A place for reflection and introspection, communication and thoughtful conversation.
Wednesday, 22 September 2010
AUTUMN MOON IN SPRING
“There is something haunting in the light of the moon; it has all the dispassionateness of a disembodied soul, and something of its inconceivable mystery.” - Joseph Conrad
As is the case with every trip, when I return to the office there are a number of things to do and lots to catch up on. Today was no exception and the day flew by with non-stop meetings, people dropping in to see me, correspondence to attend to. I was in at seven in the morning and managed to sneak away at 5:30 p.m. For lunch, I had a couple of fruits at my desk and that was while I was answering emails. A pleasant surprise was a Chinese colleague who came in and brought me a moon cake as tomorrow is the Mid-Autumn Festival.
This is also called the Chinese Moon Festival (中秋節), which is on the 15th of the 8th lunar month. Just like Christmas and Thanksgiving in the West, the Moon Festival is one of the most important traditional holidays for the Chinese. Many legends abound regarding this Festival and the story of Houyi is told at this time:
Houyi was very good at archery. There were once ten suns in the sky, which made plants wither, and fierce beasts to run wild and imperil people. It was too hot to live under the ten suns. To save the people, Houyi started to shoot the suns. He shot down nine of them one by one, and he might have shot the last one if he was not called off by the people. Thus the severe drought was gone and the wild beasts went away. It is said Houyi’s wife was Chang Er, who swallowed the elixir stolen from her husband, and she flew to the moon and became the goddess of the moon. She has lived in the palace on the moon ever since. Houyi was killed by Fengmeng, a disciple of Houyi who learned to shoot from him. You might see Chang Er dancing on the moon during the Moon Festival.
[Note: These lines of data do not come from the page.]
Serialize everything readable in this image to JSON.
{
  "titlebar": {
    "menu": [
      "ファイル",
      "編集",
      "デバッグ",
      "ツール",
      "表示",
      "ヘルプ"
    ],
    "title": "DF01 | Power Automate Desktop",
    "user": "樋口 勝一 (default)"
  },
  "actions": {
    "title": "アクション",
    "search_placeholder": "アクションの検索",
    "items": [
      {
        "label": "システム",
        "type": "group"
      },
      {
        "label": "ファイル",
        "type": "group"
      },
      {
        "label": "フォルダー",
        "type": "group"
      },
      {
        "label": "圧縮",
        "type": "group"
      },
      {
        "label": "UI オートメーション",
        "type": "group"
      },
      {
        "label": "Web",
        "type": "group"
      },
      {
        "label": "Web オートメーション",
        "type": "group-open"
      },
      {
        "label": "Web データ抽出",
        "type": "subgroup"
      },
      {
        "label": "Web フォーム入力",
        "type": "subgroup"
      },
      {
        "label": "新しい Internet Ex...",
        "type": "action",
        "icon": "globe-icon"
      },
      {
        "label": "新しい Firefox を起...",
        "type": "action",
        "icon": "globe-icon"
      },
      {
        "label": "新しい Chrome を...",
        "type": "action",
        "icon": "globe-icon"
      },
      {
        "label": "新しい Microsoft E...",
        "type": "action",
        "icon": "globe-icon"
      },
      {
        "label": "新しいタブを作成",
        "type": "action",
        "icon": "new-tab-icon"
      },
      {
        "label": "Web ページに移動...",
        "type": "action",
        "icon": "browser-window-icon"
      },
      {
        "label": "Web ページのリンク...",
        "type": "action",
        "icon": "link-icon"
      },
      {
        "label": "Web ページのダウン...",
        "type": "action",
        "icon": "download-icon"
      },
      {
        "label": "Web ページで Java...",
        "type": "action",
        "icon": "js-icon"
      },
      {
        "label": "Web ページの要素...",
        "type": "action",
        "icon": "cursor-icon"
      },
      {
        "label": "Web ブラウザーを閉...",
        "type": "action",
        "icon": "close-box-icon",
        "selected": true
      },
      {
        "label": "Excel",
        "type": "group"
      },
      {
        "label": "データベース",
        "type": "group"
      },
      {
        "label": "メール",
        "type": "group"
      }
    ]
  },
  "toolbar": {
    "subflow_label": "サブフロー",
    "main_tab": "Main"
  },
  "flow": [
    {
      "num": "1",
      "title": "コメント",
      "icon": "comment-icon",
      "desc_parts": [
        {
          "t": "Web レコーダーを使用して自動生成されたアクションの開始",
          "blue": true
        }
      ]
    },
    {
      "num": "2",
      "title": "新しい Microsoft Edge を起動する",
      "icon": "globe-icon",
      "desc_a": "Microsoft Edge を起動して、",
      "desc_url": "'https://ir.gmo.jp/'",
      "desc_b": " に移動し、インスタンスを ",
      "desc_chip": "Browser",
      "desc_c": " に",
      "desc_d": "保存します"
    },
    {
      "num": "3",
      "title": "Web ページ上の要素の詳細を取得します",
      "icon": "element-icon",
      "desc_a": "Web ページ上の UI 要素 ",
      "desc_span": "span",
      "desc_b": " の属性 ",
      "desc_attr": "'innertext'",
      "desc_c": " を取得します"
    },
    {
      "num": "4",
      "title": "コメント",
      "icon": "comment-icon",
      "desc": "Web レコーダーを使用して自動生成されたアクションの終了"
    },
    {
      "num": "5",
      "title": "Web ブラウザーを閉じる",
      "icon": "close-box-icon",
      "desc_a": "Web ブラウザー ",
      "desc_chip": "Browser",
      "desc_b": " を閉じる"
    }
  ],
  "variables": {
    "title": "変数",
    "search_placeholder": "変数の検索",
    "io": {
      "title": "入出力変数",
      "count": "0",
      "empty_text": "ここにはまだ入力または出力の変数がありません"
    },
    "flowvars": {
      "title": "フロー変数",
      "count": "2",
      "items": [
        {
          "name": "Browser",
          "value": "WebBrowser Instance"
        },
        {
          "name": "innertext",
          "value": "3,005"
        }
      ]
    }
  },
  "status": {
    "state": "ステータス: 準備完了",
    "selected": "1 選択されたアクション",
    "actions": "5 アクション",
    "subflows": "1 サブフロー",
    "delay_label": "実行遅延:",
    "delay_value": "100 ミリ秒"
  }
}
The Moon Festival is also an occasion for family reunions. When the full moon rises, families get together to watch the full moon, eat moon cakes, and sing moon songs. With the full moon, the legends, the family reunions and the poems, this is a special time. That is why the Chinese are so fond of the Moon Festival.
The Moon Festival is also a romantic one. A perfect night for the festival is if it is a quiet night without clouds and with a little mild breeze from the sea. Lovers spend such a romantic night together eating moon cakes with some wine while watching the full moon. Even for couples who can’t be together, they too can enjoy the night by watching the moon at the same time so they can feel that they are together at that moment.
Here is a poem I wrote for this occasion:
The Autumn Full Moon
Gazing at the clear sky on this Spring night
And looking at the full moon of September,
A distant northern Autumn I remember
When you were near, and your eyes were bright.
The stars are sparkling and the garden fragrant
The night is cool and air crisp as a crystal bell.
Spring flowers bright, in moonlight flagrant
But memory’s fallen leaves sad tales will tell.
We shared a moon cake under full moon’s light
And laughed as autumn winds blew candles out;
Now I can find no trace of you about –
I loved, you left, the moon’s the mistress of the night.
The Autumn full moon in Spring is mocking
My thoughts, remembrances, feelings frozen;
My life so empty, and your absence shocking
This lonely path we tread as we have chosen.
Tell me pale Moon, does she too gaze on you tonight?
Could she perhaps be thinking of me, in your silver light?
I have been blogging daily on this platform for several years now. It is surprising that I have persisted as the world is changing and "microblogging" is now the norm. I blog to amuse myself, make comment on current affairs, externalise some of my creativity, keep notes on things that interest me, learn something new and to surprise myself with things that I discover about this wonderful, and sometimes crazy, world we live in.
I sometimes get the impression that I am on a soapbox delivering a monologue, so your comments are welcome.